According to Kenya, Eliza’s Helping Hands was a natural partner to establish in 2015 to complement COOL. Named after Kenya’s grandmother, who was a major influence in her life, the community-focused organization is based on educational training, mental health services, and other support services for victims of domestic violence, sexual assault and social injustice. “Particularly with our victims, we offer programs that encourage them to mentally care for themselves. That encourages these victims, even kids to put themselves first,” reflects Kenya. “Anything that I have been positively exposed to that builds confidence I try to incorporate to the program.” One of those influences is equine therapy. “You really see how the person will just leave their problems at the door. Horses sense moods. They know when to take control. It’s neat to watch. It’s really important to encourage these folks to be active and not just offer a support group.”

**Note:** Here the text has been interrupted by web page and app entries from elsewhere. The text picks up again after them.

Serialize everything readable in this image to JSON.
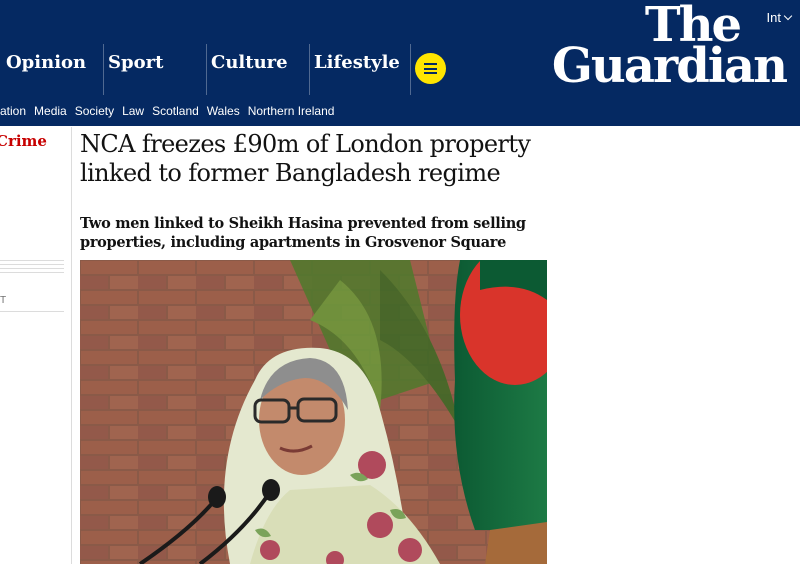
{
  "header": {
    "edition": "Int",
    "logo_line1": "The",
    "logo_line2": "Guardian",
    "pillars": [
      "Opinion",
      "Sport",
      "Culture",
      "Lifestyle"
    ],
    "colors": {
      "brand": "#052962",
      "menu_button": "#ffe500",
      "section": "#c70000"
    }
  },
  "subnav": {
    "items": [
      "Education",
      "Media",
      "Society",
      "Law",
      "Scotland",
      "Wales",
      "Northern Ireland"
    ],
    "first_visible": "cation"
  },
  "left": {
    "section_label": "Crime",
    "meta": "T"
  },
  "article": {
    "headline": "NCA freezes £90m of London property linked to former Bangladesh regime",
    "standfirst": "Two men linked to Sheikh Hasina prevented from selling properties, including apartments in Grosvenor Square"
  },
  "icons": {
    "menu": "hamburger-icon",
    "edition": "chevron-down-icon"
  }
}
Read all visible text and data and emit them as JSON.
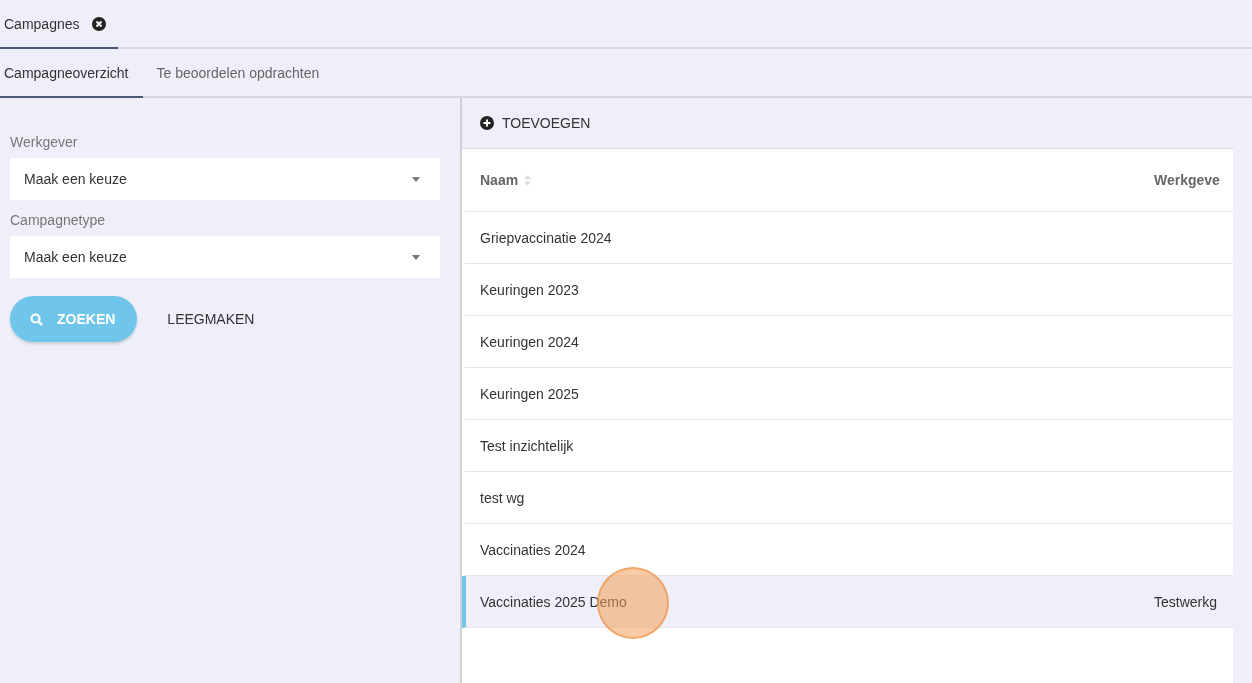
{
  "module_tabs": [
    {
      "label": "Campagnes",
      "selected": true
    }
  ],
  "sub_tabs": [
    {
      "label": "Campagneoverzicht",
      "selected": true
    },
    {
      "label": "Te beoordelen opdrachten",
      "selected": false
    }
  ],
  "filters": [
    {
      "label": "Werkgever",
      "value": "Maak een keuze"
    },
    {
      "label": "Campagnetype",
      "value": "Maak een keuze"
    }
  ],
  "search_button": "ZOEKEN",
  "clear_button": "LEEGMAKEN",
  "add_button": "TOEVOEGEN",
  "table": {
    "columns": [
      "Naam",
      "Werkgeve"
    ],
    "rows": [
      {
        "cells": [
          "Griepvaccinatie 2024",
          ""
        ],
        "selected": false
      },
      {
        "cells": [
          "Keuringen 2023",
          ""
        ],
        "selected": false
      },
      {
        "cells": [
          "Keuringen 2024",
          ""
        ],
        "selected": false
      },
      {
        "cells": [
          "Keuringen 2025",
          ""
        ],
        "selected": false
      },
      {
        "cells": [
          "Test inzichtelijk",
          ""
        ],
        "selected": false
      },
      {
        "cells": [
          "test wg",
          ""
        ],
        "selected": false
      },
      {
        "cells": [
          "Vaccinaties 2024",
          ""
        ],
        "selected": false
      },
      {
        "cells": [
          "Vaccinaties 2025 Demo",
          "Testwerkg"
        ],
        "selected": true
      }
    ]
  }
}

Kenya is also practicing what she preaches. “I’ve started taking flying lessons to get my private pilot’s license at the airport in Davie County. My father, who passed away in August, was always a huge supporter of trying new things,” notes Kenya. “I could have said that I was starting a business running to the moon and he would have supported it. I’m very fortunate to have been encouraged by both of my parents in all of my adventures.” Kenya also notes her faith in God helps keep her grounded. “I have to stay really prayed up,” she emphasizes.

Our neighbor affirms Mahatma Gandhi’s wise words, “Be the change you want to see in the world.” She also encourages all community members who would like to volunteer or needs help to check out these life-changing organizations.